Entries from a dataset of interfaces:
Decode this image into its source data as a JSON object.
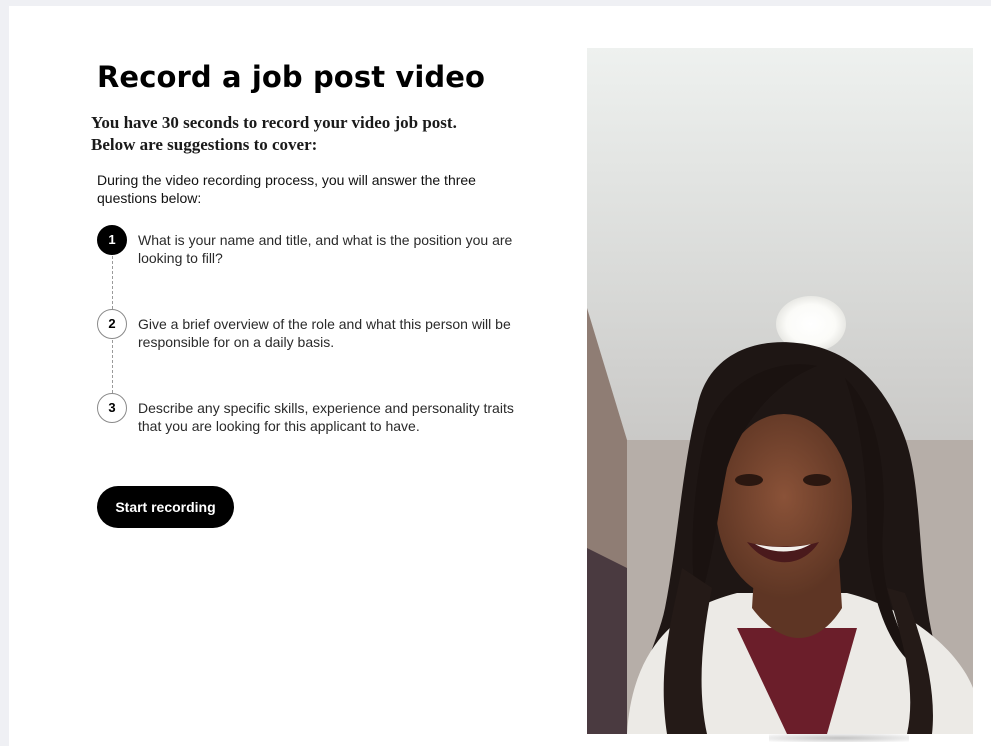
{
  "page": {
    "title": "Record a job post video",
    "subtitle_line1": "You have 30 seconds to record your video job post.",
    "subtitle_line2": "Below are suggestions to cover:",
    "intro": "During the video recording process, you will answer the three questions below:"
  },
  "steps": [
    {
      "number": "1",
      "text": "What is your name and title, and what is the position you are looking to fill?",
      "active": true
    },
    {
      "number": "2",
      "text": "Give a brief overview of the role and what this person will be responsible for on a daily basis.",
      "active": false
    },
    {
      "number": "3",
      "text": "Describe any specific skills, experience and personality traits that you are looking for this applicant to have.",
      "active": false
    }
  ],
  "actions": {
    "start_label": "Start recording"
  },
  "colors": {
    "primary": "#000000",
    "background": "#ffffff",
    "outer_background": "#eff0f4"
  }
}
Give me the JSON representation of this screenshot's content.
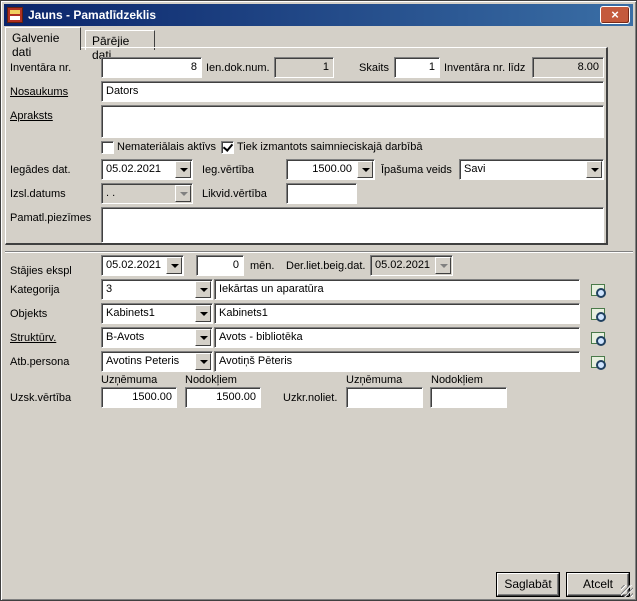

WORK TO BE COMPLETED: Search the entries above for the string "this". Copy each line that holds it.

RESPONSE:
Decode this image into its source data as a JSON object.
      "text": "Give a brief overview of the role and what this person will be responsible for on a daily basis.",
      "text": "Describe any specific skills, experience and personality traits that you are looking for this applicant to have.",
Give me the JSON representation of this screenshot's content.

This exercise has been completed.